"As a wide leg trousers and trainers type of girl, the return of cargo pants is something that's making me very happy. Let me explain why. Cargo pants are transitional wardrobe staples that can be dressed up (think nice top and a pair or heels) or dressed down. Usually, I steer clear off Y2K trends, because if I'm, honest, not enough time has passed since I wore them the first time, but saying that, I'm here for cargo pants. Unlike when I wore them as a kid, this time around, I'm reaching for mid-rise variants and pairing them with more fashion-forward shoes."


AGAINST: Remy Farrell, Shopping Editor

"What's that sound I hear? Most likely the haunting rustling of cargo trousers making their back out of the 2000s. It's probably my aversion to dressing down (I've only recently gotten into jeans), but there's something about the cargo trouser that isn't resonating with me. It's likely the fact that they look best with trainers or a high-heel (and as you'll have read earlier, I don't have many pairs of those), or it might be the fact I wouldn't even know which top to try and pair them with. But, no matter how many influencers I see in the (albeit chic) Frankie Shop pair, I just don't think this is a trend for a woman who likes to spend her days in midi dresses and leather trousers."
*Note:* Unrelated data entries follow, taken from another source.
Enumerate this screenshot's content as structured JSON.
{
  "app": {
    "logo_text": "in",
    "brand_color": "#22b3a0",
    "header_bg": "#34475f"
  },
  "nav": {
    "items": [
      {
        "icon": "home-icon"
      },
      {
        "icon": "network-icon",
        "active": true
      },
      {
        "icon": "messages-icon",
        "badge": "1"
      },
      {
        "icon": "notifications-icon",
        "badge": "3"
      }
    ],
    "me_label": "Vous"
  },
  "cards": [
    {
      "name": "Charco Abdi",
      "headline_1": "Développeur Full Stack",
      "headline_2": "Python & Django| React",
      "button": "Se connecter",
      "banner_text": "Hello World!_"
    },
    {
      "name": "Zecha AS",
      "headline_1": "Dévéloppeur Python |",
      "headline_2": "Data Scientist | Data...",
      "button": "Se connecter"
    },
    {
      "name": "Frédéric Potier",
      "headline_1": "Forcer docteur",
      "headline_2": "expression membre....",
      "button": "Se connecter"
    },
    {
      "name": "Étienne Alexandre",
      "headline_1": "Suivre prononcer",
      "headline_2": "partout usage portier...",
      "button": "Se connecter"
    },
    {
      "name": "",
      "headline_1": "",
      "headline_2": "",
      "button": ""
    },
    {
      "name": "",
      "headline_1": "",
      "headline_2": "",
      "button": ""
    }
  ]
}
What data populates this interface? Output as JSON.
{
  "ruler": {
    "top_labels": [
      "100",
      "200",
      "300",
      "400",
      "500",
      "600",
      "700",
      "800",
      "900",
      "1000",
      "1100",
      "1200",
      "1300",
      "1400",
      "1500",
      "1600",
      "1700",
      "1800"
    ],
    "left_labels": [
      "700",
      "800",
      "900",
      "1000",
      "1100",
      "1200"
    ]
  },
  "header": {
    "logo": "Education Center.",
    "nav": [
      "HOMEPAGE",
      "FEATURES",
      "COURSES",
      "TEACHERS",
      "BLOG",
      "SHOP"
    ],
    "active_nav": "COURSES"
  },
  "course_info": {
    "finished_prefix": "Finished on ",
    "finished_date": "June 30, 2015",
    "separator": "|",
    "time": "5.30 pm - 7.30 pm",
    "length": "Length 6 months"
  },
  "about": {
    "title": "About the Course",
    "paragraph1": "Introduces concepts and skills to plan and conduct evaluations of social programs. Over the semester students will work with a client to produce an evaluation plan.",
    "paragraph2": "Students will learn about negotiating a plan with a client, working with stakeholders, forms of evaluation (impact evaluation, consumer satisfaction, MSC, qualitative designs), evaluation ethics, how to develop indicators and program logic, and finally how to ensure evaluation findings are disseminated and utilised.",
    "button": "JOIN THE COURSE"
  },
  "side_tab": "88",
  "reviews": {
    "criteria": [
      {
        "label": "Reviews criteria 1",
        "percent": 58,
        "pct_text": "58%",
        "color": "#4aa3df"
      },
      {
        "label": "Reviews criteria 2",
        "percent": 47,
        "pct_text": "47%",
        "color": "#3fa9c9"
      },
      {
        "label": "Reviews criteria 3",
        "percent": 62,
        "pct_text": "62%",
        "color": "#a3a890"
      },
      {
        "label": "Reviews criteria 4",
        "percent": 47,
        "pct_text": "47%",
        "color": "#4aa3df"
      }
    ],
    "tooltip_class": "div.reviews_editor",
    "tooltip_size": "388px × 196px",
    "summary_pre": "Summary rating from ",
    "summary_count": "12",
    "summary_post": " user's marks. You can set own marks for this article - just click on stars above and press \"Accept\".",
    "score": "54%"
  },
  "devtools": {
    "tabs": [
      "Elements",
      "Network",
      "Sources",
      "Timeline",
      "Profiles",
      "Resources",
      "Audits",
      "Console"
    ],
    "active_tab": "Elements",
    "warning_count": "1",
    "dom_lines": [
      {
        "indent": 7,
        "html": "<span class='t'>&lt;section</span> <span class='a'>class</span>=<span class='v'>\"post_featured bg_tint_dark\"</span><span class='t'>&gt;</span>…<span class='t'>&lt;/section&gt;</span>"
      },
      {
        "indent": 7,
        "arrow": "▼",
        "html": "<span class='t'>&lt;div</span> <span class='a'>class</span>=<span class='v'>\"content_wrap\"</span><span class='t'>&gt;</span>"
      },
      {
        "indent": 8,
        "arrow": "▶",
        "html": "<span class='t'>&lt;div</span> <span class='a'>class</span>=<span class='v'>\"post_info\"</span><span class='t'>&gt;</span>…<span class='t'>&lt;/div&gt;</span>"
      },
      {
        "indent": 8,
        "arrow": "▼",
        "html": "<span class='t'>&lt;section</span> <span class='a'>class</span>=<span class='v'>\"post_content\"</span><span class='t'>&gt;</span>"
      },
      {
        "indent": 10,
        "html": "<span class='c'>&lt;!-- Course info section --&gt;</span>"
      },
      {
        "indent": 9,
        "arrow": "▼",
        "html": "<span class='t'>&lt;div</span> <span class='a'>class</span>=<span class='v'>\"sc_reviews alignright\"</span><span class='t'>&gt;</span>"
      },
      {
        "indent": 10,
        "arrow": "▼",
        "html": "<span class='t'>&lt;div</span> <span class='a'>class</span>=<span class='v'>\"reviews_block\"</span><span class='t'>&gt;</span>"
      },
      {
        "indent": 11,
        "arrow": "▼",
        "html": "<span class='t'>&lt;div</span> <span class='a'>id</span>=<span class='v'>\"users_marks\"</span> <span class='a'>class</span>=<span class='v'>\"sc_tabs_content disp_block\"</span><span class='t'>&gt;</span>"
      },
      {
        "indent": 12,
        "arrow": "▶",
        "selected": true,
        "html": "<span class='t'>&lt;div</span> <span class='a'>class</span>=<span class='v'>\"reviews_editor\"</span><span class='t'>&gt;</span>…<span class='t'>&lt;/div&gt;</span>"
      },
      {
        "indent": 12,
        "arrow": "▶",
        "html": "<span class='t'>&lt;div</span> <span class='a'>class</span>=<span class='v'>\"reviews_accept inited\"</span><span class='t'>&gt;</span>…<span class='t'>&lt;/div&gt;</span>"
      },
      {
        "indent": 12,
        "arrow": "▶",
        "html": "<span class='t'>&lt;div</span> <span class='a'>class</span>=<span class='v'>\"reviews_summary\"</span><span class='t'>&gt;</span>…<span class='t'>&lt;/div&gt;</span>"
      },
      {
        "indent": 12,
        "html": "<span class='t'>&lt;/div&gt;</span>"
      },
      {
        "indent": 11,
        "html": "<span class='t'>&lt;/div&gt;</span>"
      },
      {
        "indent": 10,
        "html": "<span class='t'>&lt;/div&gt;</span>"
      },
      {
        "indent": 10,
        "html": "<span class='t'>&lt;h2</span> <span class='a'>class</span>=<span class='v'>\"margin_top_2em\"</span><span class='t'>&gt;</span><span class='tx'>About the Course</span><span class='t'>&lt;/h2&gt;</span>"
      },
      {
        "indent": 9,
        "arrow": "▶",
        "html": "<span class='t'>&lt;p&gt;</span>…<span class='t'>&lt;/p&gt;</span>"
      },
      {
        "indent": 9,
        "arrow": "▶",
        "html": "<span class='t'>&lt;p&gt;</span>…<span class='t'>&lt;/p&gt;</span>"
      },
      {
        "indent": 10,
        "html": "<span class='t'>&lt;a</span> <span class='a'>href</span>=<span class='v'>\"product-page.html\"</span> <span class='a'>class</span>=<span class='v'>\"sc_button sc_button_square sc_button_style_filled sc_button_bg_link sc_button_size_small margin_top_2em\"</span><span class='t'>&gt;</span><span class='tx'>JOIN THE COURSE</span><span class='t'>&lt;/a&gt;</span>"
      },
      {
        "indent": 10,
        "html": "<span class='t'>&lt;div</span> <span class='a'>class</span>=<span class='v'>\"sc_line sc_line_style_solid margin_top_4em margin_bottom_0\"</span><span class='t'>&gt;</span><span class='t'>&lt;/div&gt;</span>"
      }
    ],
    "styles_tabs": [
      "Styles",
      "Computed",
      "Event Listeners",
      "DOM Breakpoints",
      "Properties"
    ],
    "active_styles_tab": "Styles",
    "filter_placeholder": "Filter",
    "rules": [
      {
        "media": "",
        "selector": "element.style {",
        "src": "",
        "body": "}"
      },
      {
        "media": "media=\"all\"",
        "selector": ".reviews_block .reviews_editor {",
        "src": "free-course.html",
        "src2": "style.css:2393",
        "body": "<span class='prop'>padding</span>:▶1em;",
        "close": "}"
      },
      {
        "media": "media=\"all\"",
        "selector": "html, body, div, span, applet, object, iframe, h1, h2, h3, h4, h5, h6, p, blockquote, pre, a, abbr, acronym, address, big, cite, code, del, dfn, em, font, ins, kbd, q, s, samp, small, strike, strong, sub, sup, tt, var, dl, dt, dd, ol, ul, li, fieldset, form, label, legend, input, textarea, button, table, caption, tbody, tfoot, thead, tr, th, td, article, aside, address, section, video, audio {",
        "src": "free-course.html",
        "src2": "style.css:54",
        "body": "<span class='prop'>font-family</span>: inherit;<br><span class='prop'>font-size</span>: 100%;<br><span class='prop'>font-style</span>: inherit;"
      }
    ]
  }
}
Up Next, Calling It: These 5 Blazer Trends Will Be Everywhere This Spring

Remy Farrell
Fashion Editor

Remy Farrell is a London-based shopping editor with nearly 10 years of editorial experience covering fashion, beauty and lifestyle. After graduating with a journalism degree and working on the editorial and fashion teams for titles such as Grazia, Elle, Cosmopolitan and British Vogue, she moved into the luxury e-commerce sector, working as fashion assistant at styling for the social media channels and helping to develop the collections for the in-house brand Iris & Ink. After expanding an assisting and styling portfolio that includes shooting talent such as Gigi Hadid, Victoria Beckham and Miquita Oliver, she also branched out into beauty, creating tried-and-tested reviews and diverse beauty content.In her role as shopping editor at Who What Wear, Remy is interested in discovering new and exciting brands to share with the Who What Wear readership and particularly loves uncovering hidden gems at affordable prices to make shopping accessible to everyone.Born and raised in Sheffield, Yorkshire, Remy moved to London in 2014 and lives in the Docklands with her partner and pug Billie.